** Provided records follows **
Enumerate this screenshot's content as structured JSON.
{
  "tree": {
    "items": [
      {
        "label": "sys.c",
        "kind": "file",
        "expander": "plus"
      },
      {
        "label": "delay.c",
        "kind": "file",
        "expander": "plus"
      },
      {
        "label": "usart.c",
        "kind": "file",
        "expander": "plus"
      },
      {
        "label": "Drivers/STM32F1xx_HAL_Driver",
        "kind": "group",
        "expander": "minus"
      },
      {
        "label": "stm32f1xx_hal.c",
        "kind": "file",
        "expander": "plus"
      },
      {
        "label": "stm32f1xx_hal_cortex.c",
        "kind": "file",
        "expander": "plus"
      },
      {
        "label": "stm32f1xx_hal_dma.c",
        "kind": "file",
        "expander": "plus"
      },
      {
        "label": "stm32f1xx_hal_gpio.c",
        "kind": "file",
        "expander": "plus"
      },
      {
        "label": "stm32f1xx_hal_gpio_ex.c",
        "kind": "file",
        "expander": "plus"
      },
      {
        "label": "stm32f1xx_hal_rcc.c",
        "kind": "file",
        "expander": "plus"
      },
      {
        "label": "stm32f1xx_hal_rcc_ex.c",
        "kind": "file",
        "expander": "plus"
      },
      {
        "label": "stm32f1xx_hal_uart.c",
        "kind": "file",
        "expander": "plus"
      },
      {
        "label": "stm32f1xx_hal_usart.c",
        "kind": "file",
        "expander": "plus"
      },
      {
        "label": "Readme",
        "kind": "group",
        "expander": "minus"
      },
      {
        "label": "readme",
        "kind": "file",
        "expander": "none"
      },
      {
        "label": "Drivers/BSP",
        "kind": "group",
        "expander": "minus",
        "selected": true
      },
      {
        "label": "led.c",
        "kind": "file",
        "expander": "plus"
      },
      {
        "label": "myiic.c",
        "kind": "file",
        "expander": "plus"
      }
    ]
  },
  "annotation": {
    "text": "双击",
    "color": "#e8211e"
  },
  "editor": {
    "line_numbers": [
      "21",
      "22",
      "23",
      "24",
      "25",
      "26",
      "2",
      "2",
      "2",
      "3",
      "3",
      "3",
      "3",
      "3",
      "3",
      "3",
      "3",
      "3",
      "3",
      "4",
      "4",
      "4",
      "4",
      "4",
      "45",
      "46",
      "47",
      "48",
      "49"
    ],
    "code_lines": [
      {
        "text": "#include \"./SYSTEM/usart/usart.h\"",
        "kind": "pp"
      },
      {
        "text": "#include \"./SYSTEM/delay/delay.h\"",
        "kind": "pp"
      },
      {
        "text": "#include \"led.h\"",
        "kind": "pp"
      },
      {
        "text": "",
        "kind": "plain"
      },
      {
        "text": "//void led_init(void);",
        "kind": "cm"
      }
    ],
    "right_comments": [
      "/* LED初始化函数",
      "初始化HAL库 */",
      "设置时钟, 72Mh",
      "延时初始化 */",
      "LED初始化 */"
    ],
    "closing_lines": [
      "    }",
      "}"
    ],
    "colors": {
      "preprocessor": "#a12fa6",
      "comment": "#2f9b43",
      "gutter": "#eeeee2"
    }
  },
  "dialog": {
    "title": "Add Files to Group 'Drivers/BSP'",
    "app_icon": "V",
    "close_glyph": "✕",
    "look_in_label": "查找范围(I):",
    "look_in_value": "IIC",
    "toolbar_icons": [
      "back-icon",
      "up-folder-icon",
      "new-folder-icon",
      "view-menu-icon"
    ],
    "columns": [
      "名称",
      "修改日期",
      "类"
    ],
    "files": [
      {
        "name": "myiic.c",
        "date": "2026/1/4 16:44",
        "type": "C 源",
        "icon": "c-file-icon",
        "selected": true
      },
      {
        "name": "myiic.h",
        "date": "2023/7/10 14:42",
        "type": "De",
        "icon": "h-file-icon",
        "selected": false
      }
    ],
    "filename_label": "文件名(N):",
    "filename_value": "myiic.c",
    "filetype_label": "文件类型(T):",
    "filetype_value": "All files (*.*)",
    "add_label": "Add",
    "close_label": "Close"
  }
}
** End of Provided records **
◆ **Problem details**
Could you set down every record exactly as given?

◆ **Output for this exercise**
Enumerate this screenshot's content as structured JSON.
{
  "tree": {
    "items": [
      {
        "label": "sys.c",
        "kind": "file",
        "expander": "plus"
      },
      {
        "label": "delay.c",
        "kind": "file",
        "expander": "plus"
      },
      {
        "label": "usart.c",
        "kind": "file",
        "expander": "plus"
      },
      {
        "label": "Drivers/STM32F1xx_HAL_Driver",
        "kind": "group",
        "expander": "minus"
      },
      {
        "label": "stm32f1xx_hal.c",
        "kind": "file",
        "expander": "plus"
      },
      {
        "label": "stm32f1xx_hal_cortex.c",
        "kind": "file",
        "expander": "plus"
      },
      {
        "label": "stm32f1xx_hal_dma.c",
        "kind": "file",
        "expander": "plus"
      },
      {
        "label": "stm32f1xx_hal_gpio.c",
        "kind": "file",
        "expander": "plus"
      },
      {
        "label": "stm32f1xx_hal_gpio_ex.c",
        "kind": "file",
        "expander": "plus"
      },
      {
        "label": "stm32f1xx_hal_rcc.c",
        "kind": "file",
        "expander": "plus"
      },
      {
        "label": "stm32f1xx_hal_rcc_ex.c",
        "kind": "file",
        "expander": "plus"
      },
      {
        "label": "stm32f1xx_hal_uart.c",
        "kind": "file",
        "expander": "plus"
      },
      {
        "label": "stm32f1xx_hal_usart.c",
        "kind": "file",
        "expander": "plus"
      },
      {
        "label": "Readme",
        "kind": "group",
        "expander": "minus"
      },
      {
        "label": "readme",
        "kind": "file",
        "expander": "none"
      },
      {
        "label": "Drivers/BSP",
        "kind": "group",
        "expander": "minus",
        "selected": true
      },
      {
        "label": "led.c",
        "kind": "file",
        "expander": "plus"
      },
      {
        "label": "myiic.c",
        "kind": "file",
        "expander": "plus"
      }
    ]
  },
  "annotation": {
    "text": "双击",
    "color": "#e8211e"
  },
  "editor": {
    "line_numbers": [
      "21",
      "22",
      "23",
      "24",
      "25",
      "26",
      "2",
      "2",
      "2",
      "3",
      "3",
      "3",
      "3",
      "3",
      "3",
      "3",
      "3",
      "3",
      "3",
      "4",
      "4",
      "4",
      "4",
      "4",
      "45",
      "46",
      "47",
      "48",
      "49"
    ],
    "code_lines": [
      {
        "text": "#include \"./SYSTEM/usart/usart.h\"",
        "kind": "pp"
      },
      {
        "text": "#include \"./SYSTEM/delay/delay.h\"",
        "kind": "pp"
      },
      {
        "text": "#include \"led.h\"",
        "kind": "pp"
      },
      {
        "text": "",
        "kind": "plain"
      },
      {
        "text": "//void led_init(void);",
        "kind": "cm"
      }
    ],
    "right_comments": [
      "/* LED初始化函数",
      "初始化HAL库 */",
      "设置时钟, 72Mh",
      "延时初始化 */",
      "LED初始化 */"
    ],
    "closing_lines": [
      "    }",
      "}"
    ],
    "colors": {
      "preprocessor": "#a12fa6",
      "comment": "#2f9b43",
      "gutter": "#eeeee2"
    }
  },
  "dialog": {
    "title": "Add Files to Group 'Drivers/BSP'",
    "app_icon": "V",
    "close_glyph": "✕",
    "look_in_label": "查找范围(I):",
    "look_in_value": "IIC",
    "toolbar_icons": [
      "back-icon",
      "up-folder-icon",
      "new-folder-icon",
      "view-menu-icon"
    ],
    "columns": [
      "名称",
      "修改日期",
      "类"
    ],
    "files": [
      {
        "name": "myiic.c",
        "date": "2026/1/4 16:44",
        "type": "C 源",
        "icon": "c-file-icon",
        "selected": true
      },
      {
        "name": "myiic.h",
        "date": "2023/7/10 14:42",
        "type": "De",
        "icon": "h-file-icon",
        "selected": false
      }
    ],
    "filename_label": "文件名(N):",
    "filename_value": "myiic.c",
    "filetype_label": "文件类型(T):",
    "filetype_value": "All files (*.*)",
    "add_label": "Add",
    "close_label": "Close"
  }
}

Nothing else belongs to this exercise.